The rich keep on profiting no matter what. I even heard one analyst this morning excitedly declaring that the protests are good for stocks because they will “unleash the next tranche of Fed stimulus.”
As much as I prefer not to make any predictions about what might happen in the future, I can’t help but shake the feeling that a great re-calibration may be coming for Mr. Market. I guess we’ll have to wait and see.
Cost of Trade
A year ago, or two, the prospect of an escalation in the ongoing trade war between China and the U.S. would have damaged market sentiment, but looking at the situation today where stocks are rising despite a two-month economic standstill topped by massive unrest in the U.S., the thought of something like a trade war getting the markets down is almost comical.
Yet, a new study has come out showing a detailed estimate of the cost of trade war, both on the markets and the economy at large. And it isn’t pretty.
Furthermore, an independent study mentioned in the above article was quoted as bringing the cost to the average citizen. From the start of 2017 through 2018, it cost each taxpayer about $374. By 2019, it cost them $461 annually.
I mean, can you imagine where the economy and the stock markets would be right now had the trade war never happened?
Hope you can forgive my facetious sarcasm, it’s just that the same Fed that is supporting the markets now through all these hardships has been glad to support the markets through the trade war. The markets have been rigged for a while now and what we’re seeing now is the culmination of that.
Bitcoin’s Double Catch
With that, the risk-on attitude and all the Fed stimulus is a huge tailwind for bitcoin and the entire digital asset space. Not only does Fed stimulus have a tendency to send bitcoin higher, as we discussed in this Quantum Economics paper, but the idea that the U.S. is now painting itself into a corner with no way to pay off its massive debt other than debasing its own currency has played quite intently to the narrative of the Austrian economists and hard money advocates who tend to support bitcoin.
Therefore, just like the stock markets, there’s a double catch for crypto. In the case of both high risk asset classes, good news usually sends the price up, but bad news can too. With stocks, bad news can have a positive impact on prices because investors will speculate that further stimulus will come from the central bank. In crypto, the double catch is that if the Fed breaks down or if there is an erosion of trust in government issued currency, then cryptoassets may be used as a fail safe.
Still, it’s quite disgraceful to see a new alt season forming at a time like this, and it only points to the fact that greed is not limited to Wall Street. We’re all guilty at some level, myself included.

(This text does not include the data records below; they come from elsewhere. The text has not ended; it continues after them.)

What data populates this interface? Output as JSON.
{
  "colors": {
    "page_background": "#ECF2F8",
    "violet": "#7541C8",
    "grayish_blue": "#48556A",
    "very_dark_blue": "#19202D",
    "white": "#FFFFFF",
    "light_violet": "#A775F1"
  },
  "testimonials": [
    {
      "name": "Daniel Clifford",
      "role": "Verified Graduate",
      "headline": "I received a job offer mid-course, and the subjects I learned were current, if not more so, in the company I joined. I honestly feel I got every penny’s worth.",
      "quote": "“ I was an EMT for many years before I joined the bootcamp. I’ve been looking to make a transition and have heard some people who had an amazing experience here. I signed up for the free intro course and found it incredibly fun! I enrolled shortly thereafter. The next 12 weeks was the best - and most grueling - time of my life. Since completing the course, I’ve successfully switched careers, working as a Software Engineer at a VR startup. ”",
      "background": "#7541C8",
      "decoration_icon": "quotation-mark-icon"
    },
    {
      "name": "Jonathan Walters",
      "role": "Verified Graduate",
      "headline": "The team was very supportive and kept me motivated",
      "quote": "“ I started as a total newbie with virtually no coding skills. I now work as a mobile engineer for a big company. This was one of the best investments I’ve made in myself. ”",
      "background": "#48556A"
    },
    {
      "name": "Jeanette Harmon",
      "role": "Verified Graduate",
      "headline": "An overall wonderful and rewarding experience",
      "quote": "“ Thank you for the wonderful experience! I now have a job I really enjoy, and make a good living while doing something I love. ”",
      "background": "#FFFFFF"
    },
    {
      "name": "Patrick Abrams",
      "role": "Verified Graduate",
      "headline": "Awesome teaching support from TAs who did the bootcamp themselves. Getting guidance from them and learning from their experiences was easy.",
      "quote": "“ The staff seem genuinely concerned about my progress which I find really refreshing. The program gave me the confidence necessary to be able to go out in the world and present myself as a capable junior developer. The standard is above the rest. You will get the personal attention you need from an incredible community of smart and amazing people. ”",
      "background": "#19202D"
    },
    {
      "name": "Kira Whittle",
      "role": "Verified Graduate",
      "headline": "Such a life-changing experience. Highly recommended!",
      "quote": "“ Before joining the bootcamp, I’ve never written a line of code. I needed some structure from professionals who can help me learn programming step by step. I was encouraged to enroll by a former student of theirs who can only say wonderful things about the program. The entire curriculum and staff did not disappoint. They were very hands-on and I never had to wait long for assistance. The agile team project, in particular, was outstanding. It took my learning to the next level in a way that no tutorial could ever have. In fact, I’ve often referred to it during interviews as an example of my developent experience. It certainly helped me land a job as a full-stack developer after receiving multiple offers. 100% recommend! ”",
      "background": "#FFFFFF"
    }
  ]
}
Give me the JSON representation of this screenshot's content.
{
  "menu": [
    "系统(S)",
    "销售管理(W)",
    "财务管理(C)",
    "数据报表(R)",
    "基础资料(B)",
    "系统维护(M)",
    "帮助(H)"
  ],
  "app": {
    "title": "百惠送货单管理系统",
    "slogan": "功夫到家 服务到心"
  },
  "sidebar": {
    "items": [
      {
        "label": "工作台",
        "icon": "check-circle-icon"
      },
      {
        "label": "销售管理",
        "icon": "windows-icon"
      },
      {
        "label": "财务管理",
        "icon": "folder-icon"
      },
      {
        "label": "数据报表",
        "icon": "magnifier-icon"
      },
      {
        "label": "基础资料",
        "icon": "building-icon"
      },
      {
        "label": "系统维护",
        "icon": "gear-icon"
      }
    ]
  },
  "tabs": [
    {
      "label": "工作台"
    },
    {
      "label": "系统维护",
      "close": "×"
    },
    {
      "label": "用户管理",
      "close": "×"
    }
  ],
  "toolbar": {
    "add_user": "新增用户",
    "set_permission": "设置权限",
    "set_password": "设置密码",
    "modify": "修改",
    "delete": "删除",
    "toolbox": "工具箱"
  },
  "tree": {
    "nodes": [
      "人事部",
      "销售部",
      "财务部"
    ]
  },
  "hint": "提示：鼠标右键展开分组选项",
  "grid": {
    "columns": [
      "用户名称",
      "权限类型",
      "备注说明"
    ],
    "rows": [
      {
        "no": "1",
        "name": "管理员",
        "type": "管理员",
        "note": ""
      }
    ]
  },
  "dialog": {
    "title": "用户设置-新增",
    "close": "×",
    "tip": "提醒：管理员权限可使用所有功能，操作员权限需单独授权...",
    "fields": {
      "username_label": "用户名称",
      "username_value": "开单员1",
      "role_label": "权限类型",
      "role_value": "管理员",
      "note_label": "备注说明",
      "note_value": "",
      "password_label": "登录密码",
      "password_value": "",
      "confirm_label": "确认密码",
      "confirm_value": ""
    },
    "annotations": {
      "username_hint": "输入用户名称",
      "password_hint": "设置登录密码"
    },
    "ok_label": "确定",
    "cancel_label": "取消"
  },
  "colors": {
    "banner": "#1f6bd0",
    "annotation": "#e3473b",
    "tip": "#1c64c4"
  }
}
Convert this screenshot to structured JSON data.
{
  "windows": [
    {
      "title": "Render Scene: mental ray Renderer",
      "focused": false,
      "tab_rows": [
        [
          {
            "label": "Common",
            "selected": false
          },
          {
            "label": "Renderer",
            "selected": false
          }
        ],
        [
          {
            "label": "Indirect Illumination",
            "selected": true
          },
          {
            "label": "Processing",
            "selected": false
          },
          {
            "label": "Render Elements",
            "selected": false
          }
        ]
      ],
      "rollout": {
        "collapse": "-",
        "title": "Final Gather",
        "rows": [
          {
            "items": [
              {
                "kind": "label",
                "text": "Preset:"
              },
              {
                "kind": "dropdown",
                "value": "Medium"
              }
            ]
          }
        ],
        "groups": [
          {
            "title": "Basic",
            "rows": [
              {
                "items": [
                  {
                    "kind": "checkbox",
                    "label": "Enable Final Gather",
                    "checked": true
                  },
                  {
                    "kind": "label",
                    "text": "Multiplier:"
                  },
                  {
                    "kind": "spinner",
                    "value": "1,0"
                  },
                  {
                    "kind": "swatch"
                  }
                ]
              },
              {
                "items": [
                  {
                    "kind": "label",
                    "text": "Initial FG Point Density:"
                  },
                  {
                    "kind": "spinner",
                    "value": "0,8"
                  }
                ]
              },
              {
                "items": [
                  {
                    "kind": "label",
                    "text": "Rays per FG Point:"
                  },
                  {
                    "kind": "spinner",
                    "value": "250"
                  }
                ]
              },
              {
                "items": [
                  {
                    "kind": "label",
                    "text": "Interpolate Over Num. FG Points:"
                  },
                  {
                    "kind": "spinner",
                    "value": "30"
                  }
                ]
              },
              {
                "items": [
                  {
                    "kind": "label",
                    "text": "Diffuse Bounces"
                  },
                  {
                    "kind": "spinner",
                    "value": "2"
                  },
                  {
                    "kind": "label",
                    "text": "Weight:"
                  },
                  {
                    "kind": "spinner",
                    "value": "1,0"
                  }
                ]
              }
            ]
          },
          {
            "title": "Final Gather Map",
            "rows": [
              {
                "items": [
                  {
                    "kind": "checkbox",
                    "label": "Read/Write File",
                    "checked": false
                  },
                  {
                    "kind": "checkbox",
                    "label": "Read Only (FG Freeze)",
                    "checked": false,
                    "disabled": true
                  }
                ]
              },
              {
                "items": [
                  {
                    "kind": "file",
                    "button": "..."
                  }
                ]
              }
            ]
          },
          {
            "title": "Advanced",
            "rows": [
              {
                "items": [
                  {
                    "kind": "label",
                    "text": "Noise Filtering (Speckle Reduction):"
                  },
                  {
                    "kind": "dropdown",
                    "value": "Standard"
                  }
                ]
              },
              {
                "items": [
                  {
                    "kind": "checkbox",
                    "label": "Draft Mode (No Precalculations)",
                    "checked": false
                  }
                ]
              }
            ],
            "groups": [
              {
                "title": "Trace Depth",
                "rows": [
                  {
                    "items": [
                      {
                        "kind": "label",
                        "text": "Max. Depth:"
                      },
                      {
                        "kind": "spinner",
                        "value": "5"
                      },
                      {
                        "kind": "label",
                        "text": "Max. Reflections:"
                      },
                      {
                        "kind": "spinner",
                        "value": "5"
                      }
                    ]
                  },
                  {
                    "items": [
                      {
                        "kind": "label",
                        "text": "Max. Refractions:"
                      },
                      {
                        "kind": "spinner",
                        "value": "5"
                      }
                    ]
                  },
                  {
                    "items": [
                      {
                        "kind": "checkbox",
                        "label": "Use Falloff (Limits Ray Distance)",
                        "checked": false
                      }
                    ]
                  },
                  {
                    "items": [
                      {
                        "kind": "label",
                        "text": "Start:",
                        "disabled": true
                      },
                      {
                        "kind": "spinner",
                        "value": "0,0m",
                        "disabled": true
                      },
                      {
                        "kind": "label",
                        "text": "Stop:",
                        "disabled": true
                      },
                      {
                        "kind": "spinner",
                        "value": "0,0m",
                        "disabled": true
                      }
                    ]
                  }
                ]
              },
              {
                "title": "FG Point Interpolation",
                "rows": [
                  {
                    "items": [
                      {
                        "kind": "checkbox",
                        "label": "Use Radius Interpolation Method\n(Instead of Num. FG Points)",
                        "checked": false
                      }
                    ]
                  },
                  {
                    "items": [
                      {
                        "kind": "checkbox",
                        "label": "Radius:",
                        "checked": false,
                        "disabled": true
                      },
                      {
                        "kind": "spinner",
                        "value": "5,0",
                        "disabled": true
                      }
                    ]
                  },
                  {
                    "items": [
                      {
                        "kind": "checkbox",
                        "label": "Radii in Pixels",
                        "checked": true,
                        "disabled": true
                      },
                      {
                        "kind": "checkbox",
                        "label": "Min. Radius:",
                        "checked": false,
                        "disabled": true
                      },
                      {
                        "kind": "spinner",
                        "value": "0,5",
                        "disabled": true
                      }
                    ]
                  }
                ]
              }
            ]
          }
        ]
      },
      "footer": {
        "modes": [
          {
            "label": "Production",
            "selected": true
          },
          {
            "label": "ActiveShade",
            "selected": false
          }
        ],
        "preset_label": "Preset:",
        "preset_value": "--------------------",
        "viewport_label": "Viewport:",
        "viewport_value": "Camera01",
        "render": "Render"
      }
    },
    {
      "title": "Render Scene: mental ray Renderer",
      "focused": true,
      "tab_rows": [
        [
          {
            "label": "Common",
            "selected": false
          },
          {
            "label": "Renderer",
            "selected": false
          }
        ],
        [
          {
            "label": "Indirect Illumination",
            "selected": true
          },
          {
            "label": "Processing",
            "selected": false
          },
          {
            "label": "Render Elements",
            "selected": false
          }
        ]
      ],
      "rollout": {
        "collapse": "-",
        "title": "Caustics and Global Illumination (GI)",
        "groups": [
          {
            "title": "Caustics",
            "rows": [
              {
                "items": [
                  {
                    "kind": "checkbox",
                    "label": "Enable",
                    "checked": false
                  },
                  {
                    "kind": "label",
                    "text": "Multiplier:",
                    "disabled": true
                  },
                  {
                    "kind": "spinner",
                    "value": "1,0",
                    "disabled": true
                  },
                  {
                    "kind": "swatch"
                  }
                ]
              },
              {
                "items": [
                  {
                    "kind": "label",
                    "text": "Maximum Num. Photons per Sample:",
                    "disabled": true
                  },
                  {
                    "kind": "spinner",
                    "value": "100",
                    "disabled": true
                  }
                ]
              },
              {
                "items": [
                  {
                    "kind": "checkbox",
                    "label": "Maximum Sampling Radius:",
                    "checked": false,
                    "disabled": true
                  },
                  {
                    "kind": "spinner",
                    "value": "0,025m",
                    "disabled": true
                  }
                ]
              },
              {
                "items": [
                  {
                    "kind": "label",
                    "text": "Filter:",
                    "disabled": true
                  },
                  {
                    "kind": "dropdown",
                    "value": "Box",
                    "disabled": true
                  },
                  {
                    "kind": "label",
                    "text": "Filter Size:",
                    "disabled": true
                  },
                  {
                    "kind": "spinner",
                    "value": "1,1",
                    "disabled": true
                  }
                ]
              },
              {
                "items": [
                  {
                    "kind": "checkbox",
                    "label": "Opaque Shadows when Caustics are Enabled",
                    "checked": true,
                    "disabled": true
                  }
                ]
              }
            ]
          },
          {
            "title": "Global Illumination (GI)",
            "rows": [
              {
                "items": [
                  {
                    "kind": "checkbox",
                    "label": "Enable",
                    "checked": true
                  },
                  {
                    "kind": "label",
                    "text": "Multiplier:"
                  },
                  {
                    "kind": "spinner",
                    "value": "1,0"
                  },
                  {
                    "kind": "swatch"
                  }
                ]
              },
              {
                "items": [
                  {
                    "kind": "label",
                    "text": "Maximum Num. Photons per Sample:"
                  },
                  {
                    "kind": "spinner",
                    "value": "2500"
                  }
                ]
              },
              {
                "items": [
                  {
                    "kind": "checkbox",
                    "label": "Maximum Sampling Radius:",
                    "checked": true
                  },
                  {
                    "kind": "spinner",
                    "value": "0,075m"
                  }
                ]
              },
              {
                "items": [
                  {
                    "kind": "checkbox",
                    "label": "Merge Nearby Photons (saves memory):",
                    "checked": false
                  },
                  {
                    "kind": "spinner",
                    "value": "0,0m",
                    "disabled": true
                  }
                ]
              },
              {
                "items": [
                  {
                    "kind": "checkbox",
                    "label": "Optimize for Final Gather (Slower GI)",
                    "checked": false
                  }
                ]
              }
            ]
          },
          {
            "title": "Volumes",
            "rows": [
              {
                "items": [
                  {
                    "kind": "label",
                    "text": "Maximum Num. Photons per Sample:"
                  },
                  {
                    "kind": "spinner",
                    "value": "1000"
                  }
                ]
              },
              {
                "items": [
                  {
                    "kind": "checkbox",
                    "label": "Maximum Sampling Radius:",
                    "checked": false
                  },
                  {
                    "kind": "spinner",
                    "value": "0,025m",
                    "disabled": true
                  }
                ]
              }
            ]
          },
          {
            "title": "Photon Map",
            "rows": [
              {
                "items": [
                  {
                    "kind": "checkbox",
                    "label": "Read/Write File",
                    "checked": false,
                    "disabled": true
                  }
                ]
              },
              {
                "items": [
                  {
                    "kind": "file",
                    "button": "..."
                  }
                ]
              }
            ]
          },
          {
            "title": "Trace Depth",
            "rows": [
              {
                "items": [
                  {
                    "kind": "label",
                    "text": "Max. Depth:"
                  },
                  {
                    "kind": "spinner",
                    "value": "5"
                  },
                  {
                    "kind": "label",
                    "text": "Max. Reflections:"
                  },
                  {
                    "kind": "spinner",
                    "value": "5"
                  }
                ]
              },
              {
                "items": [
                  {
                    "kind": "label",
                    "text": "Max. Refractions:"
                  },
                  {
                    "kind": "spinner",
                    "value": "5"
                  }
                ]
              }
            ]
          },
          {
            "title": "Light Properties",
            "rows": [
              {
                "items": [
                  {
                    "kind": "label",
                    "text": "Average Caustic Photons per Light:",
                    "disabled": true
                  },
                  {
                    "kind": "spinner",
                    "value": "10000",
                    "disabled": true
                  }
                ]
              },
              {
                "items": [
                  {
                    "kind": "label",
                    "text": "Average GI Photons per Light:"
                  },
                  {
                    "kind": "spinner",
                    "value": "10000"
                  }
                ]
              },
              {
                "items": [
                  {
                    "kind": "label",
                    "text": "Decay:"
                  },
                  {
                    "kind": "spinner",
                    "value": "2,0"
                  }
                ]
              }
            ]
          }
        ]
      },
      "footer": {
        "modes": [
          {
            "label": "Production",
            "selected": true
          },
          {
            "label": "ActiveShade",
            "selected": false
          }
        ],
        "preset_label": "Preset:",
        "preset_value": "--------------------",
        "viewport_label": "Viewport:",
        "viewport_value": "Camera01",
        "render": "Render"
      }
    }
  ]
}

I’m a highly respected and well-known author in the cryptocurrency field. I have been writing about Bitcoin, Ethereum, and other digital assets for over 5 years which has made me one of the most knowledgeable voices in the space. My work has appeared in major publications such as CoinDesk, Forbes, and The Wall Street Journal. In addition to my writing, I’m also an active investor and advisor in the cryptocurrency space.